What to produce
Report the count of lines in the records that contain "learngit", without any added text.

Data for this exercise

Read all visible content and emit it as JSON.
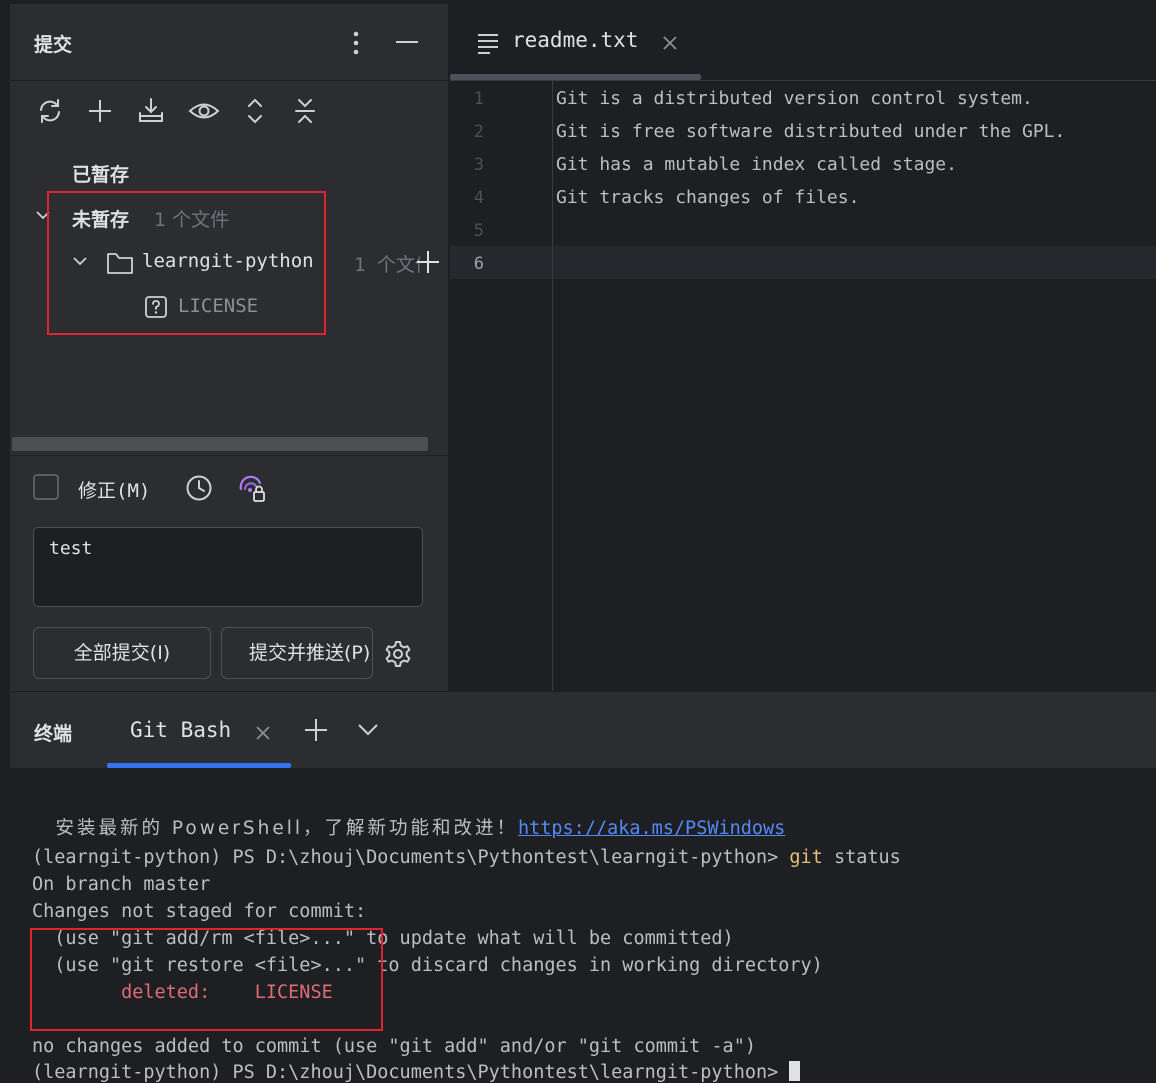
{
  "commit_panel": {
    "title": "提交",
    "staged_label": "已暂存",
    "unstaged_label": "未暂存",
    "unstaged_count": "1 个文件",
    "folder_name": "learngit-python",
    "folder_count": "1 个文件",
    "file_name": "LICENSE",
    "amend_label": "修正(M)",
    "commit_message": "test",
    "commit_all_label": "全部提交(I)",
    "commit_push_label": "提交并推送(P)"
  },
  "editor": {
    "tab_label": "readme.txt",
    "lines": [
      {
        "num": "1",
        "text": "Git is a distributed version control system."
      },
      {
        "num": "2",
        "text": "Git is free software distributed under the GPL."
      },
      {
        "num": "3",
        "text": "Git has a mutable index called stage."
      },
      {
        "num": "4",
        "text": "Git tracks changes of files."
      },
      {
        "num": "5",
        "text": ""
      },
      {
        "num": "6",
        "text": ""
      }
    ]
  },
  "terminal": {
    "title": "终端",
    "tab_label": "Git Bash",
    "install_text": "安装最新的 PowerShell，了解新功能和改进！",
    "install_link": "https://aka.ms/PSWindows",
    "prompt": "(learngit-python) PS D:\\zhouj\\Documents\\Pythontest\\learngit-python> ",
    "command_name": "git",
    "command_args": " status",
    "output": [
      "On branch master",
      "Changes not staged for commit:",
      "  (use \"git add/rm <file>...\" to update what will be committed)",
      "  (use \"git restore <file>...\" to discard changes in working directory)"
    ],
    "deleted_label": "        deleted:    LICENSE",
    "no_changes": "no changes added to commit (use \"git add\" and/or \"git commit -a\")",
    "last_prompt": "(learngit-python) PS D:\\zhouj\\Documents\\Pythontest\\learngit-python> "
  },
  "colors": {
    "accent": "#3574f0",
    "highlight_box": "#e0232e",
    "git_command": "#e5c07b",
    "deleted": "#e06c75"
  }
}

Result for this task
3